_AIM OF THE TASK_. Take the entries below and retype them exactly.

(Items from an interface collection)
######
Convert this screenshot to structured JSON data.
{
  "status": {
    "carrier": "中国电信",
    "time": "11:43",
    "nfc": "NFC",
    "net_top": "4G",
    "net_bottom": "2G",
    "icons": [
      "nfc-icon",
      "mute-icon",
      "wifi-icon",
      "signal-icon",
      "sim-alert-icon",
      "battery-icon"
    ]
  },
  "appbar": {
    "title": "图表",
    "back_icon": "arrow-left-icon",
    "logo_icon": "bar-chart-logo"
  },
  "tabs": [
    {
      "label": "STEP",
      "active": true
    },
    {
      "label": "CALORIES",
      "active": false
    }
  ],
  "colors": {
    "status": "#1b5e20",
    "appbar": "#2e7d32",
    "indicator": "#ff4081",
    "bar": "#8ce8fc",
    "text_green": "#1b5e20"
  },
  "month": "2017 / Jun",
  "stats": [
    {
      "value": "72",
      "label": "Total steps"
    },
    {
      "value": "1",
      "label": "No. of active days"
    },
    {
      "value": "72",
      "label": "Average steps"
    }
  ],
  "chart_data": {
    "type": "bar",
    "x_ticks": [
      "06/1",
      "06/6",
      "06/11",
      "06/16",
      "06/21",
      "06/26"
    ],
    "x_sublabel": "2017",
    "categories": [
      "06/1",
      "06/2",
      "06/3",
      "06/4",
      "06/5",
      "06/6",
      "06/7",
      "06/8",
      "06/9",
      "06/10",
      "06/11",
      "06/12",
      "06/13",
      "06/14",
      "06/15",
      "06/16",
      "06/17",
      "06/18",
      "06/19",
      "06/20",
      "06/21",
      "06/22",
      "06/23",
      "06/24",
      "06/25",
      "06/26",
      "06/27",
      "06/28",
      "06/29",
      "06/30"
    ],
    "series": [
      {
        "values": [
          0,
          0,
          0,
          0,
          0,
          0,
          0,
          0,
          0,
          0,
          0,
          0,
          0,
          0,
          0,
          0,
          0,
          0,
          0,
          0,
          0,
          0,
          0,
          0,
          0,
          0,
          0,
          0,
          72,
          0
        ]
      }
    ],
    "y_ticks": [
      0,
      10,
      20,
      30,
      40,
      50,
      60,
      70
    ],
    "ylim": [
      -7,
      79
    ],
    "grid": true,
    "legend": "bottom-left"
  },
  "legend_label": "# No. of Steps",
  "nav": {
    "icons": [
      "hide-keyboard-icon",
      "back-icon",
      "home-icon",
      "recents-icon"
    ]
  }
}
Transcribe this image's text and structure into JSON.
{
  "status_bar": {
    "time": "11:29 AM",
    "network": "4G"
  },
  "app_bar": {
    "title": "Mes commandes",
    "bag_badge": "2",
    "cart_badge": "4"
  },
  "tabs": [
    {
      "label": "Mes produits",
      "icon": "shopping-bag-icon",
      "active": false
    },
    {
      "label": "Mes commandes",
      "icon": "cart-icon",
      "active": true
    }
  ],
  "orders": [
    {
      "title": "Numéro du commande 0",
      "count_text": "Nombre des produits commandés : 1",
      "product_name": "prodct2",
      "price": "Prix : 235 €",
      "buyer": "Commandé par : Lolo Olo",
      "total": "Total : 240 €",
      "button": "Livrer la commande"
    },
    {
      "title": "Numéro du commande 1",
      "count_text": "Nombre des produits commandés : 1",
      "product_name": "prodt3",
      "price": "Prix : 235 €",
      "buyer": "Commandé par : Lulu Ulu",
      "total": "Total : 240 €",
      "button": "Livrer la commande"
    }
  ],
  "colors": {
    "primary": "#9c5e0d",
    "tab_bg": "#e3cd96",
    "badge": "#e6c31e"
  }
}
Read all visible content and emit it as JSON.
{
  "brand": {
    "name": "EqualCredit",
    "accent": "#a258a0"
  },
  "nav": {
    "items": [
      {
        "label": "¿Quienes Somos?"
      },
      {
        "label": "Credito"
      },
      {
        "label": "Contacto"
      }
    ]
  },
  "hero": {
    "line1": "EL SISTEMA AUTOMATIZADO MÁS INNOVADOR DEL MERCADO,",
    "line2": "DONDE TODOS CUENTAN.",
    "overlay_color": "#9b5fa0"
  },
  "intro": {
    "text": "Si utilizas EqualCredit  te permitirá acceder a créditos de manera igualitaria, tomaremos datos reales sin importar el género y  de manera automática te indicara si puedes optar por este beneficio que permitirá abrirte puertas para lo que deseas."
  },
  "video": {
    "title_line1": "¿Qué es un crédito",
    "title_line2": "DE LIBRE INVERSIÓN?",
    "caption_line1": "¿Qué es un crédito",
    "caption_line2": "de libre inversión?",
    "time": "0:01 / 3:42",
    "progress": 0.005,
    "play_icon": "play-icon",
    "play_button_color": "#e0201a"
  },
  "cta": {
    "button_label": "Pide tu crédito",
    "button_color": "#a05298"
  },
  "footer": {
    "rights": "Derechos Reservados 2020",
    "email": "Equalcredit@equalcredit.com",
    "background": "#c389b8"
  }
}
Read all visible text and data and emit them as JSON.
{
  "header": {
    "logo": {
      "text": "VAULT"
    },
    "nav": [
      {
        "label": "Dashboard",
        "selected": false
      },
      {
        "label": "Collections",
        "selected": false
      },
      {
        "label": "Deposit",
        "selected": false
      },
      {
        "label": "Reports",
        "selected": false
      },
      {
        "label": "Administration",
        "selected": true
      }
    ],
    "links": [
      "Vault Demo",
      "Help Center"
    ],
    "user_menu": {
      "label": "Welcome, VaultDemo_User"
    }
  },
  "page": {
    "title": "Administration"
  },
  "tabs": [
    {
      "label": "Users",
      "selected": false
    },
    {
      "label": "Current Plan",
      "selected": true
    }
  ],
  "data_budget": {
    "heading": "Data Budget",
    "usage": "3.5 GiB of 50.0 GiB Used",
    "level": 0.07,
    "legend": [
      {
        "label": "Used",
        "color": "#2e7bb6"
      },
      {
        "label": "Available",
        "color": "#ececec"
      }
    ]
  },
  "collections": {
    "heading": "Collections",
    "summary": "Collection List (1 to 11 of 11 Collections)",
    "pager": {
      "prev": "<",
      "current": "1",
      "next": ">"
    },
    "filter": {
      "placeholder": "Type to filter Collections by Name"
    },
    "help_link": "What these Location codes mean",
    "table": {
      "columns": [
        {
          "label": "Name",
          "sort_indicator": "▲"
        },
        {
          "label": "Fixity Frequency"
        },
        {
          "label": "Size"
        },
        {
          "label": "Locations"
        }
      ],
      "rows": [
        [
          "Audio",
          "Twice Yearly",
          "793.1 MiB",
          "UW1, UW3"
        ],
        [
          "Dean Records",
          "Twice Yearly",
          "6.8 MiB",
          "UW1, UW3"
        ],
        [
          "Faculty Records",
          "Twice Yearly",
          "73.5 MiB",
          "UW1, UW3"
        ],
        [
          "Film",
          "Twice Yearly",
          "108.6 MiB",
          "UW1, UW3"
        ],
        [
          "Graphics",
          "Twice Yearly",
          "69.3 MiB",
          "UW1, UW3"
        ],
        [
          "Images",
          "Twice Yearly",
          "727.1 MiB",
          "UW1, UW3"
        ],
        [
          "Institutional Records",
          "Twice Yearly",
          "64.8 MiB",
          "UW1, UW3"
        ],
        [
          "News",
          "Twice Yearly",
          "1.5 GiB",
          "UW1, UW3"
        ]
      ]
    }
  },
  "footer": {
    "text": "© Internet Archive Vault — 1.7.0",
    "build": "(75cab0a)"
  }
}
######
_RESPONSE TO THE TASK_.
Convert this screenshot to structured JSON data.
{
  "status": {
    "carrier": "中国电信",
    "time": "11:43",
    "nfc": "NFC",
    "net_top": "4G",
    "net_bottom": "2G",
    "icons": [
      "nfc-icon",
      "mute-icon",
      "wifi-icon",
      "signal-icon",
      "sim-alert-icon",
      "battery-icon"
    ]
  },
  "appbar": {
    "title": "图表",
    "back_icon": "arrow-left-icon",
    "logo_icon": "bar-chart-logo"
  },
  "tabs": [
    {
      "label": "STEP",
      "active": true
    },
    {
      "label": "CALORIES",
      "active": false
    }
  ],
  "colors": {
    "status": "#1b5e20",
    "appbar": "#2e7d32",
    "indicator": "#ff4081",
    "bar": "#8ce8fc",
    "text_green": "#1b5e20"
  },
  "month": "2017 / Jun",
  "stats": [
    {
      "value": "72",
      "label": "Total steps"
    },
    {
      "value": "1",
      "label": "No. of active days"
    },
    {
      "value": "72",
      "label": "Average steps"
    }
  ],
  "chart_data": {
    "type": "bar",
    "x_ticks": [
      "06/1",
      "06/6",
      "06/11",
      "06/16",
      "06/21",
      "06/26"
    ],
    "x_sublabel": "2017",
    "categories": [
      "06/1",
      "06/2",
      "06/3",
      "06/4",
      "06/5",
      "06/6",
      "06/7",
      "06/8",
      "06/9",
      "06/10",
      "06/11",
      "06/12",
      "06/13",
      "06/14",
      "06/15",
      "06/16",
      "06/17",
      "06/18",
      "06/19",
      "06/20",
      "06/21",
      "06/22",
      "06/23",
      "06/24",
      "06/25",
      "06/26",
      "06/27",
      "06/28",
      "06/29",
      "06/30"
    ],
    "series": [
      {
        "values": [
          0,
          0,
          0,
          0,
          0,
          0,
          0,
          0,
          0,
          0,
          0,
          0,
          0,
          0,
          0,
          0,
          0,
          0,
          0,
          0,
          0,
          0,
          0,
          0,
          0,
          0,
          0,
          0,
          72,
          0
        ]
      }
    ],
    "y_ticks": [
      0,
      10,
      20,
      30,
      40,
      50,
      60,
      70
    ],
    "ylim": [
      -7,
      79
    ],
    "grid": true,
    "legend": "bottom-left"
  },
  "legend_label": "# No. of Steps",
  "nav": {
    "icons": [
      "hide-keyboard-icon",
      "back-icon",
      "home-icon",
      "recents-icon"
    ]
  }
}
Transcribe this image's text and structure into JSON.
{
  "status_bar": {
    "time": "11:29 AM",
    "network": "4G"
  },
  "app_bar": {
    "title": "Mes commandes",
    "bag_badge": "2",
    "cart_badge": "4"
  },
  "tabs": [
    {
      "label": "Mes produits",
      "icon": "shopping-bag-icon",
      "active": false
    },
    {
      "label": "Mes commandes",
      "icon": "cart-icon",
      "active": true
    }
  ],
  "orders": [
    {
      "title": "Numéro du commande 0",
      "count_text": "Nombre des produits commandés : 1",
      "product_name": "prodct2",
      "price": "Prix : 235 €",
      "buyer": "Commandé par : Lolo Olo",
      "total": "Total : 240 €",
      "button": "Livrer la commande"
    },
    {
      "title": "Numéro du commande 1",
      "count_text": "Nombre des produits commandés : 1",
      "product_name": "prodt3",
      "price": "Prix : 235 €",
      "buyer": "Commandé par : Lulu Ulu",
      "total": "Total : 240 €",
      "button": "Livrer la commande"
    }
  ],
  "colors": {
    "primary": "#9c5e0d",
    "tab_bg": "#e3cd96",
    "badge": "#e6c31e"
  }
}
Read all visible content and emit it as JSON.
{
  "brand": {
    "name": "EqualCredit",
    "accent": "#a258a0"
  },
  "nav": {
    "items": [
      {
        "label": "¿Quienes Somos?"
      },
      {
        "label": "Credito"
      },
      {
        "label": "Contacto"
      }
    ]
  },
  "hero": {
    "line1": "EL SISTEMA AUTOMATIZADO MÁS INNOVADOR DEL MERCADO,",
    "line2": "DONDE TODOS CUENTAN.",
    "overlay_color": "#9b5fa0"
  },
  "intro": {
    "text": "Si utilizas EqualCredit  te permitirá acceder a créditos de manera igualitaria, tomaremos datos reales sin importar el género y  de manera automática te indicara si puedes optar por este beneficio que permitirá abrirte puertas para lo que deseas."
  },
  "video": {
    "title_line1": "¿Qué es un crédito",
    "title_line2": "DE LIBRE INVERSIÓN?",
    "caption_line1": "¿Qué es un crédito",
    "caption_line2": "de libre inversión?",
    "time": "0:01 / 3:42",
    "progress": 0.005,
    "play_icon": "play-icon",
    "play_button_color": "#e0201a"
  },
  "cta": {
    "button_label": "Pide tu crédito",
    "button_color": "#a05298"
  },
  "footer": {
    "rights": "Derechos Reservados 2020",
    "email": "Equalcredit@equalcredit.com",
    "background": "#c389b8"
  }
}
Read all visible text and data and emit them as JSON.
{
  "header": {
    "logo": {
      "text": "VAULT"
    },
    "nav": [
      {
        "label": "Dashboard",
        "selected": false
      },
      {
        "label": "Collections",
        "selected": false
      },
      {
        "label": "Deposit",
        "selected": false
      },
      {
        "label": "Reports",
        "selected": false
      },
      {
        "label": "Administration",
        "selected": true
      }
    ],
    "links": [
      "Vault Demo",
      "Help Center"
    ],
    "user_menu": {
      "label": "Welcome, VaultDemo_User"
    }
  },
  "page": {
    "title": "Administration"
  },
  "tabs": [
    {
      "label": "Users",
      "selected": false
    },
    {
      "label": "Current Plan",
      "selected": true
    }
  ],
  "data_budget": {
    "heading": "Data Budget",
    "usage": "3.5 GiB of 50.0 GiB Used",
    "level": 0.07,
    "legend": [
      {
        "label": "Used",
        "color": "#2e7bb6"
      },
      {
        "label": "Available",
        "color": "#ececec"
      }
    ]
  },
  "collections": {
    "heading": "Collections",
    "summary": "Collection List (1 to 11 of 11 Collections)",
    "pager": {
      "prev": "<",
      "current": "1",
      "next": ">"
    },
    "filter": {
      "placeholder": "Type to filter Collections by Name"
    },
    "help_link": "What these Location codes mean",
    "table": {
      "columns": [
        {
          "label": "Name",
          "sort_indicator": "▲"
        },
        {
          "label": "Fixity Frequency"
        },
        {
          "label": "Size"
        },
        {
          "label": "Locations"
        }
      ],
      "rows": [
        [
          "Audio",
          "Twice Yearly",
          "793.1 MiB",
          "UW1, UW3"
        ],
        [
          "Dean Records",
          "Twice Yearly",
          "6.8 MiB",
          "UW1, UW3"
        ],
        [
          "Faculty Records",
          "Twice Yearly",
          "73.5 MiB",
          "UW1, UW3"
        ],
        [
          "Film",
          "Twice Yearly",
          "108.6 MiB",
          "UW1, UW3"
        ],
        [
          "Graphics",
          "Twice Yearly",
          "69.3 MiB",
          "UW1, UW3"
        ],
        [
          "Images",
          "Twice Yearly",
          "727.1 MiB",
          "UW1, UW3"
        ],
        [
          "Institutional Records",
          "Twice Yearly",
          "64.8 MiB",
          "UW1, UW3"
        ],
        [
          "News",
          "Twice Yearly",
          "1.5 GiB",
          "UW1, UW3"
        ]
      ]
    }
  },
  "footer": {
    "text": "© Internet Archive Vault — 1.7.0",
    "build": "(75cab0a)"
  }
}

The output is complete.